A new audit of India’s state-run programme to feed children has found that almost four decades after its launch, services and facilities remain totally inadequate.

The Integrated Child Development Services (ICDS) scheme was introduced in 1975 to support the physical, mental and social development of India’s children. Ten years ago, an audit of the ICDS revealed wide-scale failings of the scheme, which is meant to provide nutritional support, health check-ups and referrals. Such failings have meant that India has fallen further and further behind compared to its Asian neighbours in reducing rates of infant mortality and child malnutrition.
In 2010, India’s infant mortality rate was 48 per 1,000 live births, compared with a rate of just 16 in China and 18 in Sri Lanka. And in the period 2006-2010, 43% of children were underweight in India, with 16% being severely underweight. This compares with rates of 21% and 4% in Sri Lanka or even 20% and 7% in sub-Saharan Africa.

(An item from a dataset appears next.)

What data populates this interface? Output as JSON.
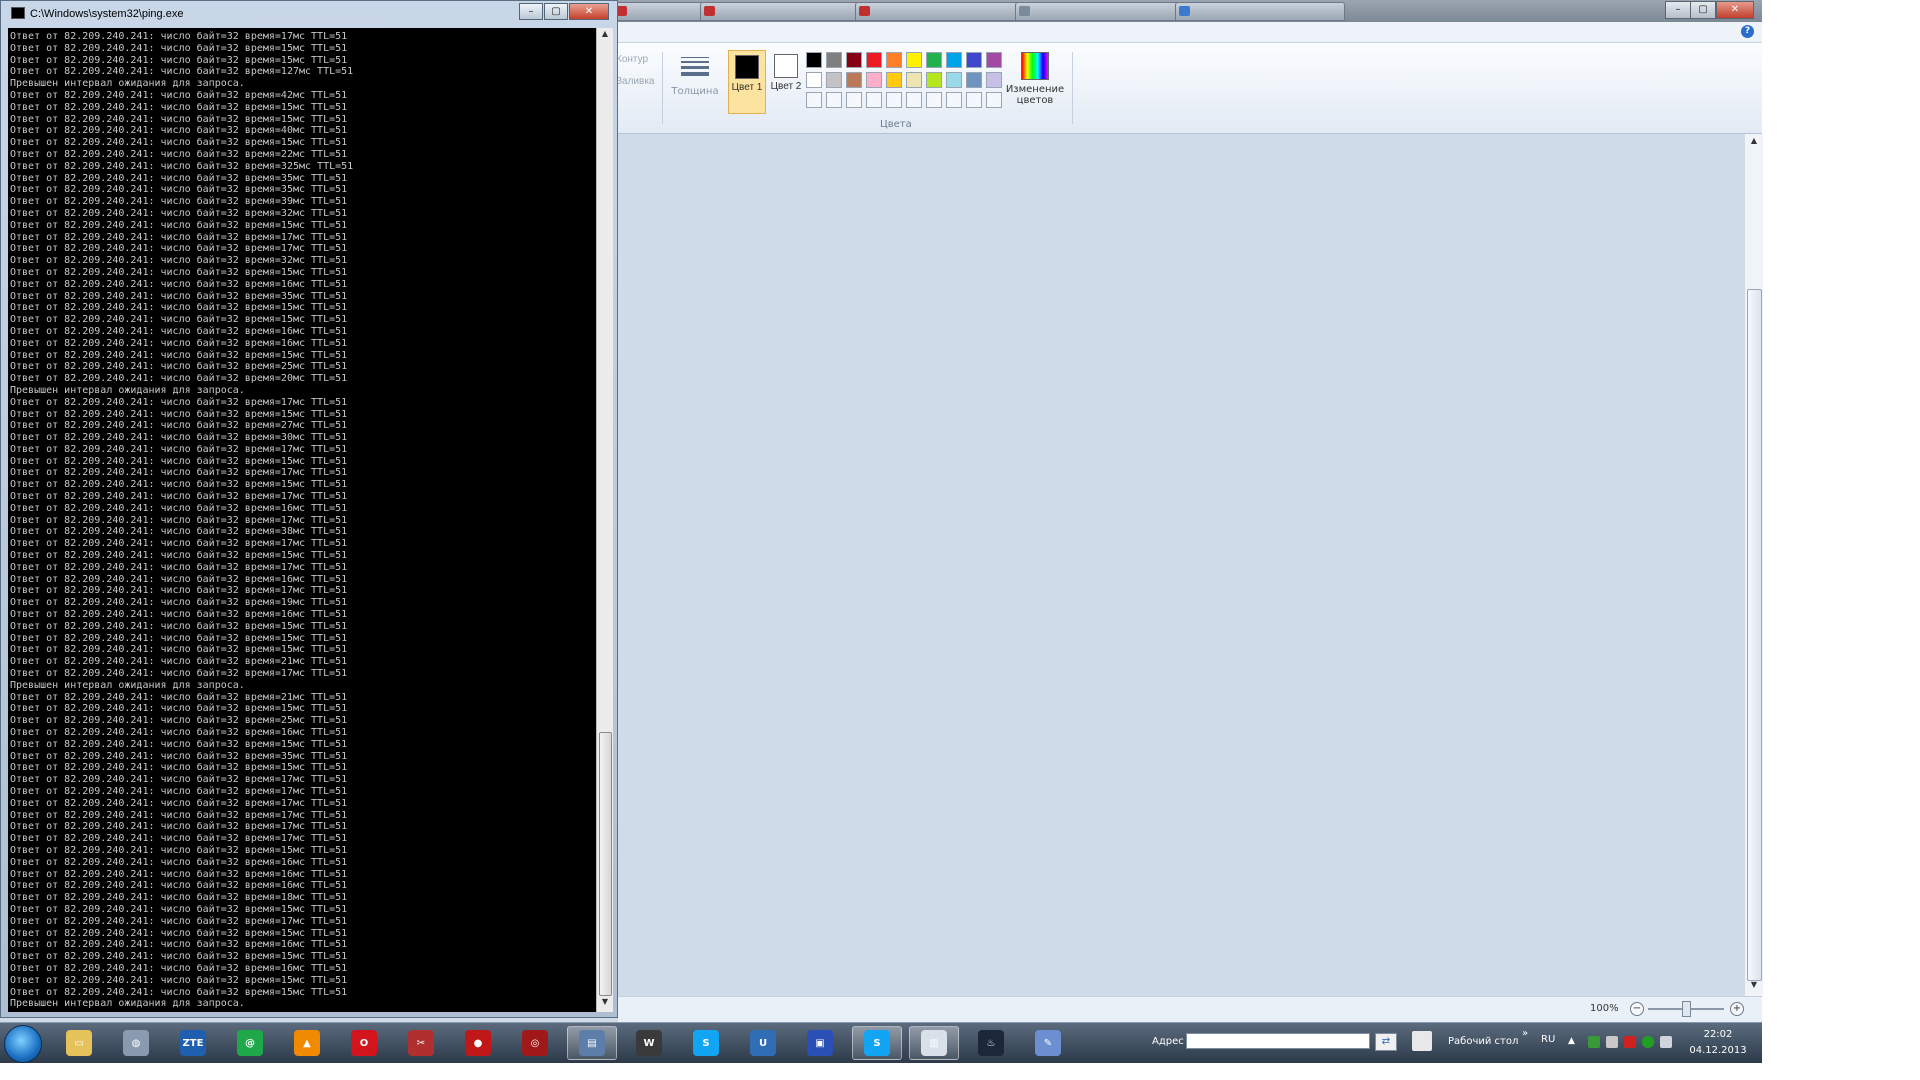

The ICDS is meant to address such poor health and nutrition indicators by providing support to pregnant and lactating mothers and children up to six years of age. Under the scheme, parents should be able to receive free help from Anganwadi centres which are set up to provide a range of services covering feeding, weighing and the monitoring of children’s health.

However, it’s clear from the most recent audit that many of the Anganwadi centres are unable to provide the range of services they are meant to offer. Over 2,700 Anganwadi centres in 13 different states were checked and reviewed by the audit. Nearly two-thirds of checked centres did not operate from their own buildings and many were run from open or only partially-covered spaces. In at least two-fifths, there were no separate areas for cooking, storing food items or for children’s indoor/outdoor activities. Poor hygiene and sanitation were also common problems, with fewer than half of the centres having toilets and a third not even having safe drinking water.

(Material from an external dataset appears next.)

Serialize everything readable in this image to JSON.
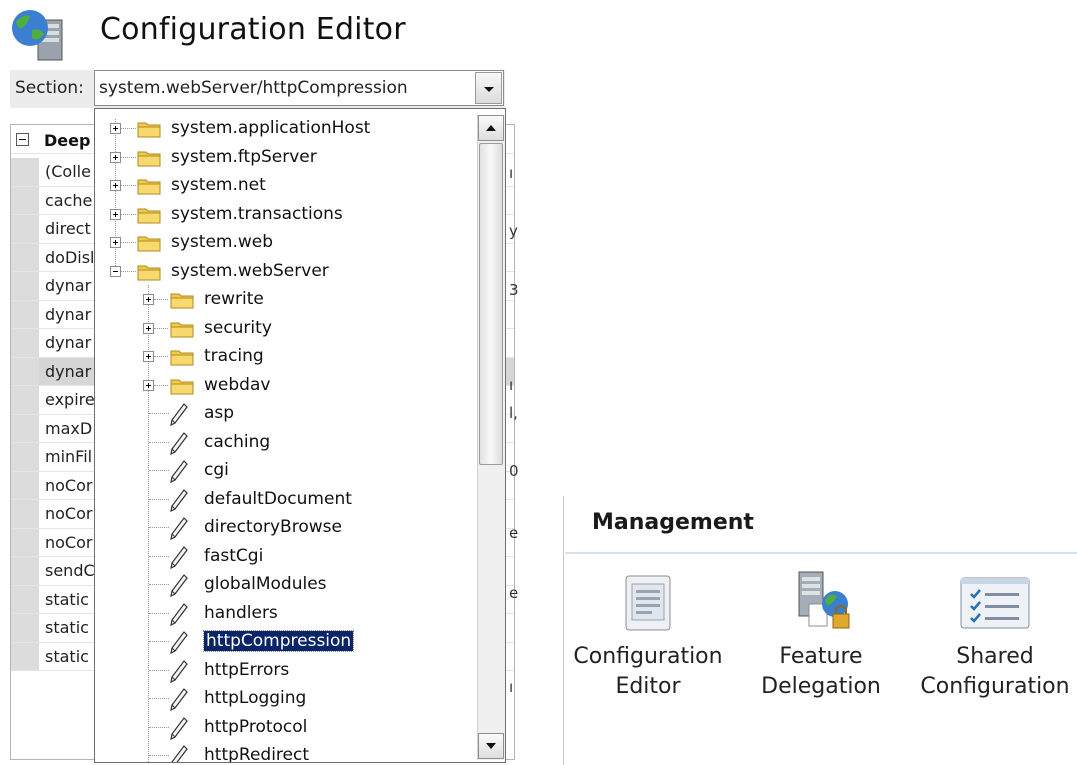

In terms of equipment, many of the centres were found not to have functional weighing machines or essential utensils for providing young children with supplementary nutrition. Even medicine kits were missing from more than a third of those checked due to the failure of state governments to spend the funds released to them. With such an alarming lack of equipment and facilities, it’s unsurprising that India’s most vulnerable mothers and children are not receiving the kind of help and support they so desperately need.

Laurinda Luffman signature